Who is she?
Eleanor was deeply influenced early in life by the feminist headmistress of her school. Her marriage to FDR was complicated – he cheated on her with his secretary, but she stayed with him regardless.
Eleanor revolutionised the role of the First Lady – when her husband was struck down with polio, she campaigned and made speeches on his behalf, and she introduced her own regular press conferences and wrote a syndicated newspaper column. Sometimes she openly disagreed with her husband’s policies.
She campaigned for greater roles for women in the workplace, for civil rights and for the rights of WW2 refugees. After her husband’s death, Eleanor remained active in politics for the rest of her life. She pressed the United States to join the United Nations and became one of its first delegates.

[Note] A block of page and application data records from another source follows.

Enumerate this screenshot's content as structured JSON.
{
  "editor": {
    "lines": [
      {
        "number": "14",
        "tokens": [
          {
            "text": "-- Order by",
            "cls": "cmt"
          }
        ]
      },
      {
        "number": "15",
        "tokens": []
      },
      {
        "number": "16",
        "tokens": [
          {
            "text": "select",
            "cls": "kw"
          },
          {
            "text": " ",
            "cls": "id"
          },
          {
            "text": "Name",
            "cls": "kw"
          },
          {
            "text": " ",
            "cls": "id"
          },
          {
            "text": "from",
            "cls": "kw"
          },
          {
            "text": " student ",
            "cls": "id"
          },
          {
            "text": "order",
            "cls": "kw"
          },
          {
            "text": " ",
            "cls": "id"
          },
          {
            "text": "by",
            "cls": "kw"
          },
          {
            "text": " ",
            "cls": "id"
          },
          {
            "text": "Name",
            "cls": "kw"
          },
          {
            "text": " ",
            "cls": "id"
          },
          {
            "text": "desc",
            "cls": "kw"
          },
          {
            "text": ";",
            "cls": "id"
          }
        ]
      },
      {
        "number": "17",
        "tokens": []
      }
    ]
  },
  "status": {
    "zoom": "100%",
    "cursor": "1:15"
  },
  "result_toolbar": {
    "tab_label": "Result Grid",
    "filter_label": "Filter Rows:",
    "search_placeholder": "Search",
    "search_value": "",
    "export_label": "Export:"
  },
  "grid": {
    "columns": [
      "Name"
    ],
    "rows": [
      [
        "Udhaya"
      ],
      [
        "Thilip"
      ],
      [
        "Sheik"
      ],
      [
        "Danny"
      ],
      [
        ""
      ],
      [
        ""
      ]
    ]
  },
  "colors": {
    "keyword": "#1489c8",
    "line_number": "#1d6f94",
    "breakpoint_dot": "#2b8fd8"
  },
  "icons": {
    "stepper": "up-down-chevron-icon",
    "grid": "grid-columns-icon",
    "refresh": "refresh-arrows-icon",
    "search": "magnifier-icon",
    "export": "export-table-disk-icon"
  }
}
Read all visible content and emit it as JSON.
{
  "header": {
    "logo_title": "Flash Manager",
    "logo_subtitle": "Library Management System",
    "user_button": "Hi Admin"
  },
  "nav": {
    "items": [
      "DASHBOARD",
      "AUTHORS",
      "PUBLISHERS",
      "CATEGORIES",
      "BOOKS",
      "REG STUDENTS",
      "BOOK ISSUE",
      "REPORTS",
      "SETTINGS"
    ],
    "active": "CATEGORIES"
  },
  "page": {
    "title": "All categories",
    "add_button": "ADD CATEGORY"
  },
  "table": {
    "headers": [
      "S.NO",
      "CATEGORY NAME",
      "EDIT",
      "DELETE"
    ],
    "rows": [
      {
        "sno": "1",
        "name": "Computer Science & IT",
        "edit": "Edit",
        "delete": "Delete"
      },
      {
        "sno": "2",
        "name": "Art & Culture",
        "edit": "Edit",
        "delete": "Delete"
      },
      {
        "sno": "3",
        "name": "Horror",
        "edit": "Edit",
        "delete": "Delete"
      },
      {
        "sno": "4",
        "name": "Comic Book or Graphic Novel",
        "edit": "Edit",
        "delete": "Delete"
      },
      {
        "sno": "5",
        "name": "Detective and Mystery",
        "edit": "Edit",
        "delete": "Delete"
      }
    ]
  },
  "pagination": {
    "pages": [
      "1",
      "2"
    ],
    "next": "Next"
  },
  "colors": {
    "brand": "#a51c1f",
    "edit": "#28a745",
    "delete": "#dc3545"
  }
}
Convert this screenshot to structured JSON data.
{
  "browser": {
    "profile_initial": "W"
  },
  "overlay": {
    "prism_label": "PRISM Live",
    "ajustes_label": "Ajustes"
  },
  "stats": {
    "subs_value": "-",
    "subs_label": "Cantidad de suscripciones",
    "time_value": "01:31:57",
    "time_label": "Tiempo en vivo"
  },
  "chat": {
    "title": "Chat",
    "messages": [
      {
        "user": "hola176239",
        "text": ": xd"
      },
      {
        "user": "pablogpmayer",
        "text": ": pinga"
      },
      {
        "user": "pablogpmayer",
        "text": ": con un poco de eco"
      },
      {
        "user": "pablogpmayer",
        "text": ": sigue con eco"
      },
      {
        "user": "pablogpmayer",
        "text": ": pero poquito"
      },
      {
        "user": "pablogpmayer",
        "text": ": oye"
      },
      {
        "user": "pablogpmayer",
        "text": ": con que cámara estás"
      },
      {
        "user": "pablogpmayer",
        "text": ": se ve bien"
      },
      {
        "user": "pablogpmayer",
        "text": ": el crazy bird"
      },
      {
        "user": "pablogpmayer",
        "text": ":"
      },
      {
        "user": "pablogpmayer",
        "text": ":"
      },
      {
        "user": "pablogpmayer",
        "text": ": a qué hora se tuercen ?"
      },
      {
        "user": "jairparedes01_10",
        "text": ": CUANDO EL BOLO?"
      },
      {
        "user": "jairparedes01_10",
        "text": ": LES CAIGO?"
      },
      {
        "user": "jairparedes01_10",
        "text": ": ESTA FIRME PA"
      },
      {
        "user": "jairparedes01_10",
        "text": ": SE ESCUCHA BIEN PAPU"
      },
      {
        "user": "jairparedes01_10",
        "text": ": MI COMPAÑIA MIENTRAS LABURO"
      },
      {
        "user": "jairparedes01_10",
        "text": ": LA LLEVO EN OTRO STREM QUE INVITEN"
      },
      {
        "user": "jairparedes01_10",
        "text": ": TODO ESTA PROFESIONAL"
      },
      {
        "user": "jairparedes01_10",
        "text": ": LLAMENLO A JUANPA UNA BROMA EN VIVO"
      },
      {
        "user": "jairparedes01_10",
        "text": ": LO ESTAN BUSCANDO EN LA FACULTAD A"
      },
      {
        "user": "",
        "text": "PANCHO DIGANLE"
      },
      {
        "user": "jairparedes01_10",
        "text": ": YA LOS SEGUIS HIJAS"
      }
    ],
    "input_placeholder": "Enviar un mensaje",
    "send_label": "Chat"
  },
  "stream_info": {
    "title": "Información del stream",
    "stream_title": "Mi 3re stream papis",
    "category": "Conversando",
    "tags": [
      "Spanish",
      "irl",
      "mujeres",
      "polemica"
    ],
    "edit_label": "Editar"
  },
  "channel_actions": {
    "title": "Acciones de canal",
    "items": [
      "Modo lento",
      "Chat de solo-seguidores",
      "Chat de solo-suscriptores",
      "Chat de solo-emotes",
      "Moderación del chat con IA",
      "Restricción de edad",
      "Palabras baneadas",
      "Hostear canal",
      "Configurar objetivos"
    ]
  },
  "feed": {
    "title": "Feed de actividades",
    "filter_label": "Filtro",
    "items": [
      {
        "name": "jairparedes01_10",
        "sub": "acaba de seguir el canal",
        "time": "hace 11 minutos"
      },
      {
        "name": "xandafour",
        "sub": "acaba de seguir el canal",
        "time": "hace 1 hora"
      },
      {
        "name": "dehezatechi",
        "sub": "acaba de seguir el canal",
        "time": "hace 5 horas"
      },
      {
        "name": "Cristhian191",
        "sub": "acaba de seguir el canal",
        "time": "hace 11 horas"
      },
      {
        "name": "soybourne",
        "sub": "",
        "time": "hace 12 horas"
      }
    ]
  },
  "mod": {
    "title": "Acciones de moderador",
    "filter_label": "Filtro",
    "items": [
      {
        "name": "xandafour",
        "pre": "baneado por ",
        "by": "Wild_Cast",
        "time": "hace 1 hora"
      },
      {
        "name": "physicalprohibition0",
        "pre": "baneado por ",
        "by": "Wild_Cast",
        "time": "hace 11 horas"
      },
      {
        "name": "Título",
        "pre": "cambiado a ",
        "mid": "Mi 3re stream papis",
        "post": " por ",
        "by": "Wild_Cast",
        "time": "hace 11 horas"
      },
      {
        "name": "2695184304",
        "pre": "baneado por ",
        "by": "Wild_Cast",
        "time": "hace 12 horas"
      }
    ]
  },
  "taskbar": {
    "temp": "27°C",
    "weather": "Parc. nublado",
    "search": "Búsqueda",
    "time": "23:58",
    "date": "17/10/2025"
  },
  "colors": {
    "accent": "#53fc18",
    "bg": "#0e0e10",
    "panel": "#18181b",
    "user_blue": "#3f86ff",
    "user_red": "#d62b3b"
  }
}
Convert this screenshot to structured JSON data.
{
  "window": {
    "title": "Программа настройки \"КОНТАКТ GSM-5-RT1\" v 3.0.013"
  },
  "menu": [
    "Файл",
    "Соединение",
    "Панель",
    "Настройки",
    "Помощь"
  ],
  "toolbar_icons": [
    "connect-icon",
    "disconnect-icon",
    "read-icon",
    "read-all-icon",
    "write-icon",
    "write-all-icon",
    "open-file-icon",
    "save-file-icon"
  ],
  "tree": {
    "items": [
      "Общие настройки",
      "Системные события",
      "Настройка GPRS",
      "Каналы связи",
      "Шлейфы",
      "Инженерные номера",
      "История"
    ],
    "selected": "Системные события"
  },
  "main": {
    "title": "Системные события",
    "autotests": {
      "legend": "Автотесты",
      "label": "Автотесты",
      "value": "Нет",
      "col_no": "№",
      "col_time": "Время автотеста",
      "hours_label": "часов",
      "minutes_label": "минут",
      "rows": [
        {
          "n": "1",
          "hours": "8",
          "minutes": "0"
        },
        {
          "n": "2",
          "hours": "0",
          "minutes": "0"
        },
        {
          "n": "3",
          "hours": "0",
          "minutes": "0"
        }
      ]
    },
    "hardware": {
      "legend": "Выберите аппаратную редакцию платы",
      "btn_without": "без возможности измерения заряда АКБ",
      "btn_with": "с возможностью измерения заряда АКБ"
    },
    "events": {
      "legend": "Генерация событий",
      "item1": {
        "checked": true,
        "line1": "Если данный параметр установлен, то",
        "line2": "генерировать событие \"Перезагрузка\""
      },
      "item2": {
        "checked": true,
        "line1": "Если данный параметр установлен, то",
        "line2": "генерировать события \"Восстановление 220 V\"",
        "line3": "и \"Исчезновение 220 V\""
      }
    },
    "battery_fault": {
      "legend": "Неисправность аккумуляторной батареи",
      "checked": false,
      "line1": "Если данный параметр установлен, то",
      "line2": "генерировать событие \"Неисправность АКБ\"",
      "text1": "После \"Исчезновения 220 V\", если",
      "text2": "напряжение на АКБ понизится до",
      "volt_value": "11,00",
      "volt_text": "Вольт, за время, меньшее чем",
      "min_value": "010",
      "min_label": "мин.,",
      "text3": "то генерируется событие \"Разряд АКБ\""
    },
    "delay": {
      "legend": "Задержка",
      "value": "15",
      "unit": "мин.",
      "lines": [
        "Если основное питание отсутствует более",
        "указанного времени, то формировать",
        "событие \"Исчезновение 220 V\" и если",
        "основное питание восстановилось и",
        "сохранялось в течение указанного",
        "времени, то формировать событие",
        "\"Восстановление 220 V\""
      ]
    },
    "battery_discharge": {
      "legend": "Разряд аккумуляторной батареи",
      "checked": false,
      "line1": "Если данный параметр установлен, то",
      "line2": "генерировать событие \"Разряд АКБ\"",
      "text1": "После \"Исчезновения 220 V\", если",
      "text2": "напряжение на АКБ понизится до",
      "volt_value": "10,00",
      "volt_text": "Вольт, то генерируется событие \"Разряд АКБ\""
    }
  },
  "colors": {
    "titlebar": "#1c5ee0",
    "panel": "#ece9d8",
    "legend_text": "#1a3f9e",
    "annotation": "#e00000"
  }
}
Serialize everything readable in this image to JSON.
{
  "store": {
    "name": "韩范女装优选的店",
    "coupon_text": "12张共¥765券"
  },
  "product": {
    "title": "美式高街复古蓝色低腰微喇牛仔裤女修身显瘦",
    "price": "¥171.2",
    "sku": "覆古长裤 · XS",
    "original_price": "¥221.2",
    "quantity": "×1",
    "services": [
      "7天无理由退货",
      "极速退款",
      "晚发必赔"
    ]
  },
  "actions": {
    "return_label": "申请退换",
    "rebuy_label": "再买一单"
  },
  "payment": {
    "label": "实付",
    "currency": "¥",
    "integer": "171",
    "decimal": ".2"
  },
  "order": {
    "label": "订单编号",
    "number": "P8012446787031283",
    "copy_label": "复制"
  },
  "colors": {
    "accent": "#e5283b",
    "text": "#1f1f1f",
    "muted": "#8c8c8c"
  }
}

Perhaps her greatest achievement was overseeing the drafting of the Universal Declaration of Human Rights.
Why should we thank her?
The Universal Declaration of Human Rights is one of the most important documents in the world, and is undoubtedly as relevant today as when it was first drafted.
“No one can make you feel inferior without your consent.”